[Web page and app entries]
-.-.-

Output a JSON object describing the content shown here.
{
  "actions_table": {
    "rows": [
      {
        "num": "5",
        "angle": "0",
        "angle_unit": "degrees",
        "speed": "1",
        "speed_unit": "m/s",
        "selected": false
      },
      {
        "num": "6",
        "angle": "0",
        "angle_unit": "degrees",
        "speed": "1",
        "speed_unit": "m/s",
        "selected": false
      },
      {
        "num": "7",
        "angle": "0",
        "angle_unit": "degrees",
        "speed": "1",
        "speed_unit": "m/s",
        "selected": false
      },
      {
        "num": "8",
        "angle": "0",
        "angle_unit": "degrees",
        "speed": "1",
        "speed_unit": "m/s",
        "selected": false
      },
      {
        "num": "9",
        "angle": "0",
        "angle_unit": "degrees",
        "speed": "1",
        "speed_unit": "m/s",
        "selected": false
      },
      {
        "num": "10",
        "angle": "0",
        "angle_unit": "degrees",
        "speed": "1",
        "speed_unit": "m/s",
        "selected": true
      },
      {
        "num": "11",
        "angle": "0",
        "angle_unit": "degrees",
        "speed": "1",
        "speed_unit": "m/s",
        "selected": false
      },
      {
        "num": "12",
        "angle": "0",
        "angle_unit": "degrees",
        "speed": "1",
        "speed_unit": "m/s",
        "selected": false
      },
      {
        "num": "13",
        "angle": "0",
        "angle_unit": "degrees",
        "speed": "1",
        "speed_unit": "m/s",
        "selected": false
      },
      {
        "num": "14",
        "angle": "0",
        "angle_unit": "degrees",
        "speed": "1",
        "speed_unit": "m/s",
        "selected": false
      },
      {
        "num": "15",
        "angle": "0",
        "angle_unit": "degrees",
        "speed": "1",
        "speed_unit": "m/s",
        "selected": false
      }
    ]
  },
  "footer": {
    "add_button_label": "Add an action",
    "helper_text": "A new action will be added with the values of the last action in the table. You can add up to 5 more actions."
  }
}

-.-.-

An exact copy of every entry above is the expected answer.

Output a JSON object describing the content shown here.
{
  "actions_table": {
    "rows": [
      {
        "num": "5",
        "angle": "0",
        "angle_unit": "degrees",
        "speed": "1",
        "speed_unit": "m/s",
        "selected": false
      },
      {
        "num": "6",
        "angle": "0",
        "angle_unit": "degrees",
        "speed": "1",
        "speed_unit": "m/s",
        "selected": false
      },
      {
        "num": "7",
        "angle": "0",
        "angle_unit": "degrees",
        "speed": "1",
        "speed_unit": "m/s",
        "selected": false
      },
      {
        "num": "8",
        "angle": "0",
        "angle_unit": "degrees",
        "speed": "1",
        "speed_unit": "m/s",
        "selected": false
      },
      {
        "num": "9",
        "angle": "0",
        "angle_unit": "degrees",
        "speed": "1",
        "speed_unit": "m/s",
        "selected": false
      },
      {
        "num": "10",
        "angle": "0",
        "angle_unit": "degrees",
        "speed": "1",
        "speed_unit": "m/s",
        "selected": true
      },
      {
        "num": "11",
        "angle": "0",
        "angle_unit": "degrees",
        "speed": "1",
        "speed_unit": "m/s",
        "selected": false
      },
      {
        "num": "12",
        "angle": "0",
        "angle_unit": "degrees",
        "speed": "1",
        "speed_unit": "m/s",
        "selected": false
      },
      {
        "num": "13",
        "angle": "0",
        "angle_unit": "degrees",
        "speed": "1",
        "speed_unit": "m/s",
        "selected": false
      },
      {
        "num": "14",
        "angle": "0",
        "angle_unit": "degrees",
        "speed": "1",
        "speed_unit": "m/s",
        "selected": false
      },
      {
        "num": "15",
        "angle": "0",
        "angle_unit": "degrees",
        "speed": "1",
        "speed_unit": "m/s",
        "selected": false
      }
    ]
  },
  "footer": {
    "add_button_label": "Add an action",
    "helper_text": "A new action will be added with the values of the last action in the table. You can add up to 5 more actions."
  }
}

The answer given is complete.